In the latter frame of mind (I imagine the question hits most writers some days: why am I doing this, why do I persist?), I found two of the pieces posted at today’s Arts and Letters Daily encouraging. Alix Christie asks why, in light of the odds, in the midst of “this tsunami of freshly published words,” anyone would bother writing a novel. She sets the angst up well, quotes Mario Vargas Llosa that “fiction is an art of societies in which faith is undergoing some sort of crisis,” suggests it’s about courage, “an act of faith.” She provides something of a pep talk.

Then, an interview with South African writer Nadine Gordimer offers additional reasons to write. “For me, all writing is a process of discovery… the process of what it means to be a human being.” She makes a helpful distinction when she says it wasn’t the “problems” of her country that set her to writing (such writing would be propaganda) but rather, “it was learning to write that sent me falling, falling through the surface” of South African life. Great image that, and true: writing can send one “falling, falling” through the surface of things.

Last night, surrounded by books, we heard from established and beginning writers. Many of them will persist, as I will, in spite of the odds. I don’t generally like to talk about the discouragements of those odds. (Everyone, after all, no matter what they work at, has their challenges, and if there’s grousing to be done, it’s best done with colleagues in the same business. Enough to admit one has such moments.) Today I’m grateful for these two pieces of writing at Arts and Letters, for yesterday’s showcase of writers, and for the readers each of us finds for the words we add to the flood.

The launch
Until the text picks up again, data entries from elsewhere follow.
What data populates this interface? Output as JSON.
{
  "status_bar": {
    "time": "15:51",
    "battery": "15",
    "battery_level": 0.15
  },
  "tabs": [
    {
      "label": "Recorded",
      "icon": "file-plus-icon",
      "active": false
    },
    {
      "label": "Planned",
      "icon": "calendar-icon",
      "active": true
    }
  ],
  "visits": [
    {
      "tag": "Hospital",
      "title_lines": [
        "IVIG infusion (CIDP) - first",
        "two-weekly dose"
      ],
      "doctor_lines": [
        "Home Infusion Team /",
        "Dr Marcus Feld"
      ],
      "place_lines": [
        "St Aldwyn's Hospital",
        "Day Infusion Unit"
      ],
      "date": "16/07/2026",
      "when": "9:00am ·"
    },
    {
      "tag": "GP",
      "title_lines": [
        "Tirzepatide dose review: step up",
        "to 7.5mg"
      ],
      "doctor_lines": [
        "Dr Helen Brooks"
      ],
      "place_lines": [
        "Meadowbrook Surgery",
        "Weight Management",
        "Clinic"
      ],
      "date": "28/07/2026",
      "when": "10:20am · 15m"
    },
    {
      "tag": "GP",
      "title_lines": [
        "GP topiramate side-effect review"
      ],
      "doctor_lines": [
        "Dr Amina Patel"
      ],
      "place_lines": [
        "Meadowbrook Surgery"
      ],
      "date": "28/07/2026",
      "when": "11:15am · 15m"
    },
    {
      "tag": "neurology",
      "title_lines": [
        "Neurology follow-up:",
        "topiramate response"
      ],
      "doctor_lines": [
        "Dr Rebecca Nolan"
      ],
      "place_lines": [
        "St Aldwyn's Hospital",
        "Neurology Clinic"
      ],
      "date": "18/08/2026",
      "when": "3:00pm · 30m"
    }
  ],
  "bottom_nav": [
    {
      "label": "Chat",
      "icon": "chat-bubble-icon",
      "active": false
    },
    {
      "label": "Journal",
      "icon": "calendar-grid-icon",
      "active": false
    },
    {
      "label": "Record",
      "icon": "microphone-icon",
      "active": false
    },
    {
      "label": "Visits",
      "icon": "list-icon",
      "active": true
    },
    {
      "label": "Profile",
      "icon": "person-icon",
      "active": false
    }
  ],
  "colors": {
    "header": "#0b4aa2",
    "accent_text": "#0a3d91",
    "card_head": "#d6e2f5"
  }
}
The weather in Winnipeg has been wonderfully fine and everything feels green and alive again, and in the midst of it all, yesterday evening, the occasion of launching “This Hidden Thing.” My longest-time friend Eunice came from Edmonton for the event (and some good conversation, as always) and many other local friends and family came too. I think we all — CMU Press and McNally Robinsons Bookstore and those of us who participated in one way or another — thought it had gone exceedingly well. I feel so grateful and blessed for the support and interest of others.

I can’t say I wasn’t a bit nervous, but once I got into reading the texts I’d selected for my small sampling, I felt completely at home again, and inside those words (using launch as a nautical image, rather than explosion as in sending off a rocket!) the book slipped off into its journey as a book. Felt at home, I say, but it’s curious, and I’m sure other writers know what I mean, there’s a kind of detachment too. The book sails away, and I’m on shore.  It’s where I want to be.

Signing books. (Both photos: Eunice Sloan)